A day of racist comments left him looking small and isolated, while the city united against him.

By

Mr. Parker is the author of “Lone Star Nation: How Texas Will Transform America.”

Credit Doug Mills/The New York Times

 

EL PASO — If consoling the nation in a time of desperate need is a vital and yet simple task of the American presidency, Donald J. Trump failed miserably this week.

From his flight on Wednesday to Dayton, Ohio, to this sprawling high-desert city on the Mexican border, the 45th occupant of the White House not only littered his consolation tour with petty insults — but just to rub salt in the wound, doses of renewed racism. Yet most striking was how alone and outnumbered the president was: rejected, ostracized and told to go home.

The people who streamed the scene of the terrorist attack here — brown, black, white and every hue in between — defiantly defended the nation’s diversity. With no public appearances, the president seemed to shrink, ever more alone as he clung to his white nationalist politics and governance. But he and his supporters were grossly outnumbered. For perhaps the first time in his angry, racist and cruel presidency, the tables were turned in smoldering, righteous popular anger — and he was on the receiving end.

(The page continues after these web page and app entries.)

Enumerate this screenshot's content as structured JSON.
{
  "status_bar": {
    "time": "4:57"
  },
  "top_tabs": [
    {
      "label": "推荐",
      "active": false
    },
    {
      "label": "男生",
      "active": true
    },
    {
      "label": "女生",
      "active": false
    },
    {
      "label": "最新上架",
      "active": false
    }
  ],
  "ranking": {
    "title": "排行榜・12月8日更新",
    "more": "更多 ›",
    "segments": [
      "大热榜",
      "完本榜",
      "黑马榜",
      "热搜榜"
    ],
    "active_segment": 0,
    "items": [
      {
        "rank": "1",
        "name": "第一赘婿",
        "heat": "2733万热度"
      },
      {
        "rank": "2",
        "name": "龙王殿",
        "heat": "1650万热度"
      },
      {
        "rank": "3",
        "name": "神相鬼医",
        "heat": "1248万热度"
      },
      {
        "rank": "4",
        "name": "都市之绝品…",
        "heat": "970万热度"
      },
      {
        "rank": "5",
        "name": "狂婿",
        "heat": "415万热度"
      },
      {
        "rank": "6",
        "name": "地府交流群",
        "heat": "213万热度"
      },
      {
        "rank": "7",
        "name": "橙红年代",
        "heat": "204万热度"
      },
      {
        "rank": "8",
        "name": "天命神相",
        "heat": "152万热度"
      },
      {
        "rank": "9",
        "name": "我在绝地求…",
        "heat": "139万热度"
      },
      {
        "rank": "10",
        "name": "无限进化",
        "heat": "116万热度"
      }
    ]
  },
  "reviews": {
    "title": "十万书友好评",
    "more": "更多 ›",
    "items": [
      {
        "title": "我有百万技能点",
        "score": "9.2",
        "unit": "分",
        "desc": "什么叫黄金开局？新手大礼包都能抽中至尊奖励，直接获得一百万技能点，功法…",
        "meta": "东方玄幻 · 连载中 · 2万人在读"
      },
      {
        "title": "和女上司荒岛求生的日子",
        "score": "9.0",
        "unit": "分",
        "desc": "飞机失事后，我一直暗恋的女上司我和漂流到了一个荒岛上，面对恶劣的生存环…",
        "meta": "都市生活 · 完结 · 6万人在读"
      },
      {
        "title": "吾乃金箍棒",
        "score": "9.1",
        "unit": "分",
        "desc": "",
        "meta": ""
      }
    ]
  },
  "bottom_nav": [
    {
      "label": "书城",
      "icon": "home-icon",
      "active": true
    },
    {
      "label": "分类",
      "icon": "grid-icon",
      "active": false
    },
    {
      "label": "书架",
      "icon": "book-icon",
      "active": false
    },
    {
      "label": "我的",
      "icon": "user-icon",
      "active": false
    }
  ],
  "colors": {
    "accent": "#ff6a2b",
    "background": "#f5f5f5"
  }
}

You have to give this to Mr. Trump: He never backs off. He doubles down like a wild gambler in a casino, raising the stakes one more time demanding just a few more chips from the house. Leaving the White House on Wednesday morning, he said, “I think my rhetoric brings people together,” adding he was “concerned about the rise of any group of hate. I don’t like it, whether it’s white supremacy, whether it’s any other kind of supremacy.”